- WORK TO COMPLETE -
Pull every line with "Include" from the material.

^^^^

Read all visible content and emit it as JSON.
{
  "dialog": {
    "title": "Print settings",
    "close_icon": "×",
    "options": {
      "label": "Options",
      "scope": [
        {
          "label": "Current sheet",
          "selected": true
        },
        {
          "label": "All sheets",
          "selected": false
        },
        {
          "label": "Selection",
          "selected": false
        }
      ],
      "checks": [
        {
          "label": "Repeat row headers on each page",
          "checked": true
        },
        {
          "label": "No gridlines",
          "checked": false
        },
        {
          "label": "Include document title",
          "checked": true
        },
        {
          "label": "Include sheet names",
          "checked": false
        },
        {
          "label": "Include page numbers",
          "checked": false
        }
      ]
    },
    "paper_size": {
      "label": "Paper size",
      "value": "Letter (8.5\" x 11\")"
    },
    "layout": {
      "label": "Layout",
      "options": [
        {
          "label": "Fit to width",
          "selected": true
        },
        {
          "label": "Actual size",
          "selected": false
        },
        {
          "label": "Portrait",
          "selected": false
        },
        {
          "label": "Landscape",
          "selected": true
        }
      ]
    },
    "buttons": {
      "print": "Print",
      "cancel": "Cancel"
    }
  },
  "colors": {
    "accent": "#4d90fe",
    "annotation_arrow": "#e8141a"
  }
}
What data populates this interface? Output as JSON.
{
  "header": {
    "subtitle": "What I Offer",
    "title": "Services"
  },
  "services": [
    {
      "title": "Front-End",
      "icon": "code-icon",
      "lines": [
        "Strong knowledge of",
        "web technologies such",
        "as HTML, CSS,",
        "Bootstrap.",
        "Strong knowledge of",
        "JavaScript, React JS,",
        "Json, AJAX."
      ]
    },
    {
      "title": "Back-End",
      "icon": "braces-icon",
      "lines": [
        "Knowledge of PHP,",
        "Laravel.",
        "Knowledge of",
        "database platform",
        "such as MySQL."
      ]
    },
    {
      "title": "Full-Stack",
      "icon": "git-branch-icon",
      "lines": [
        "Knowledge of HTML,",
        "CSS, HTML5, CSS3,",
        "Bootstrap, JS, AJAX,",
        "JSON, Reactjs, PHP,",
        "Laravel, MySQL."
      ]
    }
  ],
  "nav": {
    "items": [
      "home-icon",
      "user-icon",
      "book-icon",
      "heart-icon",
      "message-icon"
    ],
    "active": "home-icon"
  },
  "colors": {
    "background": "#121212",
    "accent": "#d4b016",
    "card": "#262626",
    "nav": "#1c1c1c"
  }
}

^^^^

- TASK SOLUTION -
          "label": "Include document title",
          "label": "Include sheet names",
          "label": "Include page numbers",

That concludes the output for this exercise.